* [Work item]: In the records that follow, find each line containing "Sähköposti" and copy it.

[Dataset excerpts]
━━━━━━━━━━━━━━━━━━━━━━━━━━━━━━
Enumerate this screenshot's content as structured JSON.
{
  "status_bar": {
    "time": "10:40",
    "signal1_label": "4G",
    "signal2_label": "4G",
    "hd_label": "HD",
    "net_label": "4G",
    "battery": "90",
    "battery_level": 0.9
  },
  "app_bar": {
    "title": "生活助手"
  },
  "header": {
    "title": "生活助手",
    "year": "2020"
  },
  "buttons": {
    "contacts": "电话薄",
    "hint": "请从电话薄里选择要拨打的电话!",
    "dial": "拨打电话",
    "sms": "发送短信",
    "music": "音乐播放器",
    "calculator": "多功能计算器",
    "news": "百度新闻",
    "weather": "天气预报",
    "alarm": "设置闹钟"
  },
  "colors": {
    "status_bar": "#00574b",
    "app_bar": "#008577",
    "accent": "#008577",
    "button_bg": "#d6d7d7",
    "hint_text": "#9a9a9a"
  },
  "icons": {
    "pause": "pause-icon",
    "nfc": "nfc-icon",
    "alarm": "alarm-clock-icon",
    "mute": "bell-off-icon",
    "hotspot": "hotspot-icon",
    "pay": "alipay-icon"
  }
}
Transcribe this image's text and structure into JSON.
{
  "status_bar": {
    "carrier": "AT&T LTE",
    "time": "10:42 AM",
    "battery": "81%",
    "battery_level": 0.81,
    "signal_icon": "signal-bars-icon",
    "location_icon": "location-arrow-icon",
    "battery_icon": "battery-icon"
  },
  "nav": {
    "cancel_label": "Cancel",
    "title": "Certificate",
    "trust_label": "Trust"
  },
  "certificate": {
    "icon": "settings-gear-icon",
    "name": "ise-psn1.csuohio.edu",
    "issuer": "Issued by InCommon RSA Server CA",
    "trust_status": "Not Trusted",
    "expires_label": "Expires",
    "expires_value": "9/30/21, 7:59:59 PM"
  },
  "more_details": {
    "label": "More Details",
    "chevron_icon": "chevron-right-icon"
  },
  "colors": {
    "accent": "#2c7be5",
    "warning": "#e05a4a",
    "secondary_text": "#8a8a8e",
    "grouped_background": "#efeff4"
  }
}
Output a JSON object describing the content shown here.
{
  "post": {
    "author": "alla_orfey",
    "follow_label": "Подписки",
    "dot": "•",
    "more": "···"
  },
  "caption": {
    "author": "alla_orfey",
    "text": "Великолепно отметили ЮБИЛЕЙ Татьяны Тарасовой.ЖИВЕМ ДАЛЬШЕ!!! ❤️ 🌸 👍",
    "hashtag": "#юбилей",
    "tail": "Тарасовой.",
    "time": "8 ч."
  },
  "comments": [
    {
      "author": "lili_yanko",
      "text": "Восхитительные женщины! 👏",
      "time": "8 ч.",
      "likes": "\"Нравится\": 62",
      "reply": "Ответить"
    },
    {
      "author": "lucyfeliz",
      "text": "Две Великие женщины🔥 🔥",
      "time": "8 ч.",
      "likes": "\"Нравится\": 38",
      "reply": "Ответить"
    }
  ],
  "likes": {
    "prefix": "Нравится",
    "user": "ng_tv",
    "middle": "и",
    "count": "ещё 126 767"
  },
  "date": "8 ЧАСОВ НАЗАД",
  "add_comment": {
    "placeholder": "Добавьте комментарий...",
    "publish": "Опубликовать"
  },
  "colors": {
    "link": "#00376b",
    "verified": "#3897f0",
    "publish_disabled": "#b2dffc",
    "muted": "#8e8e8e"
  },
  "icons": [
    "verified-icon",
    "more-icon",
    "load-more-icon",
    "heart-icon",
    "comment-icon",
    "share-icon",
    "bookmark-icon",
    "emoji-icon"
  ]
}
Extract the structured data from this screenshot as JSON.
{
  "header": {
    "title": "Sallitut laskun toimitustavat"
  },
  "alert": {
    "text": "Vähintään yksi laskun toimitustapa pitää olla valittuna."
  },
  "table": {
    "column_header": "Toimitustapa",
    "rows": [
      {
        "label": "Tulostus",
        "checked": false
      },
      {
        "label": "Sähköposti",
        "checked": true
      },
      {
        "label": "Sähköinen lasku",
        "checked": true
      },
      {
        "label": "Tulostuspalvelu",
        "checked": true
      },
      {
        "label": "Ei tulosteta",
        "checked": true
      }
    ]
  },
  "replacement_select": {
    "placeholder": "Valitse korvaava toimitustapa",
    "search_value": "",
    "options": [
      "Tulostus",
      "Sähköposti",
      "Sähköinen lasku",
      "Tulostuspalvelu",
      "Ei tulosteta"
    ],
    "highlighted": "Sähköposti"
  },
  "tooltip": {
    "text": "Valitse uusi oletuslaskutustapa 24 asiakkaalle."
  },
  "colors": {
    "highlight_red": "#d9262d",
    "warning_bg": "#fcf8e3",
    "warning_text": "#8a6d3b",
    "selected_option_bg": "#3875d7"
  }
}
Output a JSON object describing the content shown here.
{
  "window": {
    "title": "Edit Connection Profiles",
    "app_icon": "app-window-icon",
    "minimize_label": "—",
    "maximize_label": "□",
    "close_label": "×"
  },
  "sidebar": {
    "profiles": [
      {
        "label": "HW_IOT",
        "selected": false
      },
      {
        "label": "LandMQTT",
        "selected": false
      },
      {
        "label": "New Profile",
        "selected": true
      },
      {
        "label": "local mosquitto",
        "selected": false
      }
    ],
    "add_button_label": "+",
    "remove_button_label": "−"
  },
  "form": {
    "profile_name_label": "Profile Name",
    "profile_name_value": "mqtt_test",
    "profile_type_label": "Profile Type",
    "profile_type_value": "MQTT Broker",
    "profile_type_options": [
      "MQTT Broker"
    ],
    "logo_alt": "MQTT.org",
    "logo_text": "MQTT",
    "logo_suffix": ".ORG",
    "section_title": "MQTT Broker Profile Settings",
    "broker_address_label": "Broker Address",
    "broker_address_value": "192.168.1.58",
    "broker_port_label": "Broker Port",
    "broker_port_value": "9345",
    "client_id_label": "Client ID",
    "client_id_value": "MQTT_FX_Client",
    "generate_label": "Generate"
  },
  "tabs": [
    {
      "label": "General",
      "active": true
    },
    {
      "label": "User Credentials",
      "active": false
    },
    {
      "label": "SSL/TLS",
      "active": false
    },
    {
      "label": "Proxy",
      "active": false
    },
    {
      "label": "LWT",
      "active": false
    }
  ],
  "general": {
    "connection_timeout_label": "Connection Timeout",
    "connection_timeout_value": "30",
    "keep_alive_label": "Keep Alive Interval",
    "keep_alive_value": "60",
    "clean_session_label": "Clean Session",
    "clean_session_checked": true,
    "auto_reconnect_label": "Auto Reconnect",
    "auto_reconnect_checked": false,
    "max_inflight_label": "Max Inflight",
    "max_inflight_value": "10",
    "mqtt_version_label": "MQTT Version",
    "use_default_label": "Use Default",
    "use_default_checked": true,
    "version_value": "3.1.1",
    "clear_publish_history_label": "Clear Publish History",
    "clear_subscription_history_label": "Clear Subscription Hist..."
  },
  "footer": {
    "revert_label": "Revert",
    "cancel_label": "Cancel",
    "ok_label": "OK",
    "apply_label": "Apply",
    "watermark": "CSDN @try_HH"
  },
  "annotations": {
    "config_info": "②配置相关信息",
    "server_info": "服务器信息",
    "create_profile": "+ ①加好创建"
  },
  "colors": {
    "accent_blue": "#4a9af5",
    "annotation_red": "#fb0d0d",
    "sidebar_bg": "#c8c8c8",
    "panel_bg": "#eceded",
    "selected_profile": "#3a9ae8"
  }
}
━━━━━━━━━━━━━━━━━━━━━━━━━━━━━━
* [Solution to this exercise]:
        "label": "Sähköposti",
      "Sähköposti",
    "highlighted": "Sähköposti"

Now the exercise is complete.